Direct and indirect consequences of dominant plants in arid environments

2016-05-06T17:19:47Z (GMT) by Diego Sotomayor Christopher Lortie

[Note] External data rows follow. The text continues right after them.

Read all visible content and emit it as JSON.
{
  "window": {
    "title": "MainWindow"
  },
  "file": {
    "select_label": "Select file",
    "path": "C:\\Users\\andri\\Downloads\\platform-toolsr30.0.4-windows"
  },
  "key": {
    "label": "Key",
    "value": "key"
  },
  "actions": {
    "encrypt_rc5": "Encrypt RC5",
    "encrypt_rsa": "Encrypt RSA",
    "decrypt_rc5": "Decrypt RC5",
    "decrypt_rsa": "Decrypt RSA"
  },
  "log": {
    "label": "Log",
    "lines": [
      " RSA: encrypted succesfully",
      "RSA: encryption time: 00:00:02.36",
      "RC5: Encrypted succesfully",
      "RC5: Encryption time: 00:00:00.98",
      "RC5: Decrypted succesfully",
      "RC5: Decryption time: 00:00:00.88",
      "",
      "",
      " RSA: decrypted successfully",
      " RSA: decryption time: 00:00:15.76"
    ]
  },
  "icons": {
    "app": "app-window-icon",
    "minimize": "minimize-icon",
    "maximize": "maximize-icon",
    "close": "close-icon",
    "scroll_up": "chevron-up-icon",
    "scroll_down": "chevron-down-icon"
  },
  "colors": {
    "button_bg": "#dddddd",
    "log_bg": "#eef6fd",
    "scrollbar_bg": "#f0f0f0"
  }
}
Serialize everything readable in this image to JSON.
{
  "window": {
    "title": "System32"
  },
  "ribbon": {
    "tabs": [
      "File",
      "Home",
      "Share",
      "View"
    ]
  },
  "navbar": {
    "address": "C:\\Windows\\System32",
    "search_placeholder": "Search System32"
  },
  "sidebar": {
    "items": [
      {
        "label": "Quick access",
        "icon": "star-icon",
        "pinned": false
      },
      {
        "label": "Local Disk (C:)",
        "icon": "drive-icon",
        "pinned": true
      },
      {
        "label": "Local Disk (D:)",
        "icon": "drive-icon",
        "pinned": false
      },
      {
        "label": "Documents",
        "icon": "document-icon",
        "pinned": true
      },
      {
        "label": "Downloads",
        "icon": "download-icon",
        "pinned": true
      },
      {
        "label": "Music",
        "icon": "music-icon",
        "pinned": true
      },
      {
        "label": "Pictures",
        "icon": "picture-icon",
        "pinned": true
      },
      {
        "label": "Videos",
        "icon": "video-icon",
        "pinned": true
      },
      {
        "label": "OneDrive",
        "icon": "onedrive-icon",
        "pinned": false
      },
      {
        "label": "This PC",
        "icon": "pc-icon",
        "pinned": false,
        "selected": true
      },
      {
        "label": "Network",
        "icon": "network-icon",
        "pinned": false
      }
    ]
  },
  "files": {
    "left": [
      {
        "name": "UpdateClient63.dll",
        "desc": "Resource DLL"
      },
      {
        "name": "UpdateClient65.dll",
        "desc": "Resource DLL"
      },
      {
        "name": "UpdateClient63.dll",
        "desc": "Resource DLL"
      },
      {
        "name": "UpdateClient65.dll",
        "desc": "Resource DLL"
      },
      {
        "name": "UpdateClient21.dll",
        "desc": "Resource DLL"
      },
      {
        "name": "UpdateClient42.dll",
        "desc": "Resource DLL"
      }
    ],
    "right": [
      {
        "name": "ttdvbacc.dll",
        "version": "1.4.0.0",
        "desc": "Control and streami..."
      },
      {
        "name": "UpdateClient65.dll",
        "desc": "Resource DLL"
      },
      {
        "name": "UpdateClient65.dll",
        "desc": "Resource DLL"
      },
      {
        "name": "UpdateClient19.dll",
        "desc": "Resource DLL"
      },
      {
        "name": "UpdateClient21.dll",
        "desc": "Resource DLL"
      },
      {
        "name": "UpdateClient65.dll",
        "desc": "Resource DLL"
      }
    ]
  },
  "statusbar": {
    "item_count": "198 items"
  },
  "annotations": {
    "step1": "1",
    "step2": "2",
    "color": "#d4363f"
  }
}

This Figure belongs to the Synthesis chapter of Diego Sotomayor's PhD dissertation: "Direct and indirect consequences of dominant plants in arid environments". This dissertation was presented at the Department of Geography at York University.<br><br>The numbers in the Figure correspond to the dissertation chapters were each concept was covered:<br><br>1) Indirect interactions in terrestrial plant communities<br>2) Dominant plant effects across large spatial and temporal gradients<br>3) Dominant plant effects at micro-scales and within seasons<br>4) Plant-plant direct and indirect interactions by dominant plant canopies<br>5) Dominant plant effects on ecotypic differentiation<br><br>This is the abstract of the dissertation:<br> In arid environments, dominant woody plants such as shrubs or trees, usually facilitate a high density of species in their understories. This phenomemon is composed by a series of direct and indirect effects from the dominant plant to the understory species, and among understory species. The aim of this project was to determine these direct and indirect consequences of dominant plant-plant facilitation in a collection of field sites along the coastal Atacama Desert. The following objectives and hypotheses were examined in this project: (1) to summarize and contextualize the breadth of research on indirect interactions in terrestrial plant communities; (2) that the positive effects of dominant plants on understory communities are spatiotemporally scale dependent, from micro- to broad-scale spatial effects, and from within-seasonal to among-year temporal effects; (3) that dominant plants via their different traits determine the outcome of plant-plant interactions; (4) that dominant plants determine the outcome of interactions amongst understory species and that their responses are species-specific; and (5) that facilitation by dominant plants generates sufficiently different micro-environmental conditions that lead to consistent differences in seeds traits of understory plants. Overall, we found that multiple factors determine the outcome of plant-plant interactions along the field sites studied in this project. These factors impact both the direct and indirect effects of dominant woody plants on their understory communities and include species-specific traits of both the dominant and understory species, and the spatial and temporal environmental gradients that manifest their effects at different scales. Dominant plants usually facilitate increased species richness and density of plants in their understory, that in turn mediates effects amongst these species. However, these direct effects seem to have a limit given that at extremely stressful environmental conditions they tend to change to neutral and even competitive effects of canopies on their understories. This provides evidence that positive effects of dominant plants collapse under extreme spatiotemporal stress. Although we did not find evidence of evolutionary effects of top-down facilitation, the methodology proposed here represents a contribution to test the conditions under which these results hold. Overall, this project illustrates the importance of understanding the multiple drivers that determine the outcome of biotic interactions.  <br> <br>